As a result of the ongoing COVID-19 pandemic, many aspects of everyday life are being adjusted to keep people safe and in compliance with the Center for Disease Control and Prevention guidelines. In today’s world, it is now normal to never leave your house without a mask and hand sanitizer, as well as actively participate in social distancing.
In an effort to lower the number of COVID-19 cases and prevent overburdened hospitals, many places where large crowds could gather have since been closed down, including concert venues, movie theaters and schools. Instead of attending in-person schooling, many districts have shifted to online learning through sites like Zoom, Microsoft Teams and Canvas, all online platforms that support educational institutions.
For students at Marjory Stoneman Douglas High Schools, Friday, March 13, was the last official day of physical school they attended for the 2019-2020 school year. Since it was the week before spring break, many students were under the assumption that they would simply be getting an extra week of break. Little did students know, online school would continue for the rest of the school year and into the 2020-21 school year.

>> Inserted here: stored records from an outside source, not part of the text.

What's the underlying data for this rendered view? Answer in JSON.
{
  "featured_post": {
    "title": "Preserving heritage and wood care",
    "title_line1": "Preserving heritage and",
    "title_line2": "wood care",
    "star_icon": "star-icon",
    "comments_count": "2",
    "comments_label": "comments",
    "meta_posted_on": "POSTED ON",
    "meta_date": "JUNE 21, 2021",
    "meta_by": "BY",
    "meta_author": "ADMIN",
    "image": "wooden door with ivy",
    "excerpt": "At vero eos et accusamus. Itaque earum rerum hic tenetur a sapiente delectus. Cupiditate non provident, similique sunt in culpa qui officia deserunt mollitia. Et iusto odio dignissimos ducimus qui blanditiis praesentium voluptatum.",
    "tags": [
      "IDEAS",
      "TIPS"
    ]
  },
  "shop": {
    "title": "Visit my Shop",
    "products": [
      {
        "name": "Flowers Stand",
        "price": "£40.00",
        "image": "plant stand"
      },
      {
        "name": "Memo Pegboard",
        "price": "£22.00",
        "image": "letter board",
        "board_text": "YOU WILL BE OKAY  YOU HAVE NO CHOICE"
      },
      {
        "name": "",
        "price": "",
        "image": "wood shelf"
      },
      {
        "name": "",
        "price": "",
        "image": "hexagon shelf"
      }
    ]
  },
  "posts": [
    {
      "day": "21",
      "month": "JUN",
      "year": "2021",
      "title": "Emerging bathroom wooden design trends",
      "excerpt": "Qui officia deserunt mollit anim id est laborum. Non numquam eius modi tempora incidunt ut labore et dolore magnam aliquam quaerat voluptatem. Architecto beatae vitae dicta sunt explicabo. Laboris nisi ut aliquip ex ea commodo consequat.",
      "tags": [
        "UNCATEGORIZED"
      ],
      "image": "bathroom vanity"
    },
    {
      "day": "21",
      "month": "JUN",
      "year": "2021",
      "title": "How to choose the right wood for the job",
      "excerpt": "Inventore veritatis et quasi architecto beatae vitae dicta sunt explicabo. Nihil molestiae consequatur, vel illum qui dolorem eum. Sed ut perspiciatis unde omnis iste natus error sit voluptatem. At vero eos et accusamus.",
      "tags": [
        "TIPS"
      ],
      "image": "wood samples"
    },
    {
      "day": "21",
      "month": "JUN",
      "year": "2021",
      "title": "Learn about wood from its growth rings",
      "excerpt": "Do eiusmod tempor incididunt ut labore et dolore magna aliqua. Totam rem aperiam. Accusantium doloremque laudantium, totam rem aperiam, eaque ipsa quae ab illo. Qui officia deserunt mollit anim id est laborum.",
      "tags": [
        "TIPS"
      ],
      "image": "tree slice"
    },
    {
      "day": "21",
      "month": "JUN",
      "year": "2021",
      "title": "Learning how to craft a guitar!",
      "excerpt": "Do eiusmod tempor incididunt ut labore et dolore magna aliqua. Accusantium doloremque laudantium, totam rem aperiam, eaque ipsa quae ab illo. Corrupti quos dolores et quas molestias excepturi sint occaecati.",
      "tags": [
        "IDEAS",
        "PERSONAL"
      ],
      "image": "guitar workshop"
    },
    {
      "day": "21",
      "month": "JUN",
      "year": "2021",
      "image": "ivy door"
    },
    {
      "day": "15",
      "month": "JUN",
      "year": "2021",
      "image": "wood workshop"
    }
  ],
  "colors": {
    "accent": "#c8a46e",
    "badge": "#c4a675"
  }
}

Students began virtual school on Monday, March 30, after spring break. Students were told that school was going to remain the same and be structured as similar to physical school. However, it turned out to be very different from the last school year, as was the beginning of the 2020-21 year compared to the last few months of the 2019-2020 school year.
Students started school on Wednesday, Aug. 19, and began first period at 8:30 a.m instead of at 7:40 a.m.
The school day continues to follow block schedule, beginning with period 1 or 5 after attending period 2 or 6, there is a 30-minute lunch break. To finish off the day, students attend periods 3 or 7 and 4 or 8
This schedule is seemingly well-liked by many students; however, some consider the 30-minute lunch period too short for their liking.
“A thirty-minute lunch is way too short because we are on our computers for three hours before lunch, and we need a longer break before our next class starts,” sophomore Emma Betancourt said.
Online classes this school year are now held on Teams instead of Zoom, which initially caused issues for students and teachers alike. There was an adjustment period where everyone had to learn how to utilize the new application.
“The first week of school I had many of my teachers have issues sharing their screens or trying to create breakout rooms, while there were kids in every class that could not figure out how to join or kept getting kicked out,” senior Jessica Virk said.
Back in March, various students thought that teachers would be required to host live meetings for their classes every day over Zoom, but not many teachers ended up having live sessions at all.
When a live session was held, it was rarely 90 minutes long and was predominantly used as a forum for students to ask questions about the upcoming work rather than a lecture. Now, teachers are required to hold the class in a call for the complete 90 minutes, while only allowing 5 minutes to switch classes.
“Personally, I do not like Teams as much as Zoom because it is harder to use and to operate. Zoom lets us see more people clearly, while Teams only shows a few,” sophomore Morgan Fink said.
During the initial switch to online learning, students claim that teachers assigned far more homework than they did in physical school. However, some students claimed that there was not much instruction for any of the given assignments, and quickly became agitated.
“The teachers put out a lot more work last year since we have switched from online school to regular school and I became frustrated very quickly,” junior Michelle Keane said.
Nearing the end of the school year, many students were simply trying to finish the year with good grades, instead of trying to learn.
“Last [school] year was easier since I knew what my classes were like and the type of work I needed to do in person, but I quickly became unmotivated to do school since the teachers did not help us figure the work out,” Betancourt said.
Before school started, administration began reaching out to parents on tips and tricks their students can use to have a successful year in the form of tutorial videos. At the same time, administration spent the summer preparing and educating their teachers with their expectations for online learning. Throughout the summer, the staff attended training given by administration in order to effectively prepare them.
“Administration has been very supportive in the development of the online learning curriculum and they’ve provided tons of resources for teachers to utilize their own planning,” English teacher Kristen Coniff said. “We were able to prepare more effectively rather than having to react to circumstances out of our control.”
This school year, Canvas is also utilized very differently. It contains each class’ agenda for the entire first nine weeks and has all assignments visibly laid out. According to students at MSD, the Canvas is much easier to navigate and is more organized than last school year.
Although it is only the third week of school, most students have noticed that this year’s structure is much more organized, given the extra time the school had to prepare.
“Last year was more chill and easy, while this year is a lot more structured,” senior Josh Kramer said.
Overall, the end of the 2019-2020 school year was a rather difficult and confusing time for students and teachers alike, as they quickly switched from in-person schooling to sitting behind a screen for hours at a time. Therefore, the staff and administration has strived to make the start of the 2020-21 school year much more navigable and more structured.